=== Records to use ===

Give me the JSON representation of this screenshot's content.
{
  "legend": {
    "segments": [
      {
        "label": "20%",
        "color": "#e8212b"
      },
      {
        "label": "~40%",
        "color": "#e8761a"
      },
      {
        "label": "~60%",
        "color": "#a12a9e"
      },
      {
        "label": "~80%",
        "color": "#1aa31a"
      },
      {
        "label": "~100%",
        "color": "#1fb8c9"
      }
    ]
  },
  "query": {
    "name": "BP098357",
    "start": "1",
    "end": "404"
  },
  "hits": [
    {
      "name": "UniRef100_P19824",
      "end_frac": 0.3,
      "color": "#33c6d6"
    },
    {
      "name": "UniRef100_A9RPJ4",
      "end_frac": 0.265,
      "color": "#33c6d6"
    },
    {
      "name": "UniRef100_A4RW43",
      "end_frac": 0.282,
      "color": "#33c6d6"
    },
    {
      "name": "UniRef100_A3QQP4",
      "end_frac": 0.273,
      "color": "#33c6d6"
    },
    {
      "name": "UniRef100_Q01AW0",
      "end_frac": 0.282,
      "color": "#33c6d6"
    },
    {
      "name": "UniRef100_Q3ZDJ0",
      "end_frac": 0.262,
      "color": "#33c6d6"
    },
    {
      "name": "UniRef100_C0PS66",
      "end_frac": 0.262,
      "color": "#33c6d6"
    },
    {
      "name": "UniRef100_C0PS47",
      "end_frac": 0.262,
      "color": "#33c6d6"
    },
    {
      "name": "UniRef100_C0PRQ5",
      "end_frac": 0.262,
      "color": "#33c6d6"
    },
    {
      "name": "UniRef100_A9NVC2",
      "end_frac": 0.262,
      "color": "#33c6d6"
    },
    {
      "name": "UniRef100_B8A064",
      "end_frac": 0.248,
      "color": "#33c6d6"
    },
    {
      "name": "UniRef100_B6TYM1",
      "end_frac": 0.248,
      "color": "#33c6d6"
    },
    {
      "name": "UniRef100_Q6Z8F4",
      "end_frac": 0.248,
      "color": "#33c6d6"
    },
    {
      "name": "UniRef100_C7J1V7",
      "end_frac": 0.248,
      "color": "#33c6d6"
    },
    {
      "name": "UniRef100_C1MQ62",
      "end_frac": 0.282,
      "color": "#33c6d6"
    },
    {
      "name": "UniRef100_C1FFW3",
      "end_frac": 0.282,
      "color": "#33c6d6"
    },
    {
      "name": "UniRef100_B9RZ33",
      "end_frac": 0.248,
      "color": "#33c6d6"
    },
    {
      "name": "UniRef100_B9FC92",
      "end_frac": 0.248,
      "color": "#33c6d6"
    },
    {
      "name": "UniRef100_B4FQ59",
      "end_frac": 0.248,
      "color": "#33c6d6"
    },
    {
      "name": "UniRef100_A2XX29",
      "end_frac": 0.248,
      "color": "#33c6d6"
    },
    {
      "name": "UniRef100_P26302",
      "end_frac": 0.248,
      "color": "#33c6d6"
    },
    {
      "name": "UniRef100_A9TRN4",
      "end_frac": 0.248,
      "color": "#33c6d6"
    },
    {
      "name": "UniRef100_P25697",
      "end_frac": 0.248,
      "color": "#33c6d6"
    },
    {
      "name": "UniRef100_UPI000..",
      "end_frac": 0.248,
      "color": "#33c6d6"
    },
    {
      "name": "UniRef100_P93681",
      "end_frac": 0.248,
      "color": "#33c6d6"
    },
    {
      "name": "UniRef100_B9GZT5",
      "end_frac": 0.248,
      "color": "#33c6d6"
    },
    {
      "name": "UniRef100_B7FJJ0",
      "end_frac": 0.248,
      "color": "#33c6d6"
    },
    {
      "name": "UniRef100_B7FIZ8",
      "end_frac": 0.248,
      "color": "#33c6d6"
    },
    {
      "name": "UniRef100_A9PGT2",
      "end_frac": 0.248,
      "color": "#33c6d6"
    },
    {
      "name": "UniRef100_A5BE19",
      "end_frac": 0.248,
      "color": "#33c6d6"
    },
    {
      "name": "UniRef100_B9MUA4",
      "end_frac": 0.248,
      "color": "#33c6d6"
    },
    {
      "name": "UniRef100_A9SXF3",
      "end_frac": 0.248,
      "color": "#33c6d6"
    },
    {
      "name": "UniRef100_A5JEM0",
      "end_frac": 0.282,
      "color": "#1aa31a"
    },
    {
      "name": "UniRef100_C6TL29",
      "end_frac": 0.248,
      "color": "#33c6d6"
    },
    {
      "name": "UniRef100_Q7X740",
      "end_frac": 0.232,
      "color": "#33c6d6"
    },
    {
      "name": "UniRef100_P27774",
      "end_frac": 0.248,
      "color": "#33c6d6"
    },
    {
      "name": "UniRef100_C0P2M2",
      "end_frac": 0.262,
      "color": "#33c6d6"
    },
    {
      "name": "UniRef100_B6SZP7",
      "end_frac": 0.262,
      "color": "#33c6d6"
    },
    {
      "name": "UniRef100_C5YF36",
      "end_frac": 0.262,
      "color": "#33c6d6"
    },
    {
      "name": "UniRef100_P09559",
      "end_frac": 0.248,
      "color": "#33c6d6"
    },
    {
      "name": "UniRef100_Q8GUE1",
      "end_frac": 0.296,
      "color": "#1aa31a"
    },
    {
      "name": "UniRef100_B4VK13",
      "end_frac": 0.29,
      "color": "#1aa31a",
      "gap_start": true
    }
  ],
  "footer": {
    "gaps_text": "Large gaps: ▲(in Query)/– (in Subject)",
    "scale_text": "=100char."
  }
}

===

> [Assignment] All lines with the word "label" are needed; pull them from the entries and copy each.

> [Result below]
        "label": "20%",
        "label": "~40%",
        "label": "~60%",
        "label": "~80%",
        "label": "~100%",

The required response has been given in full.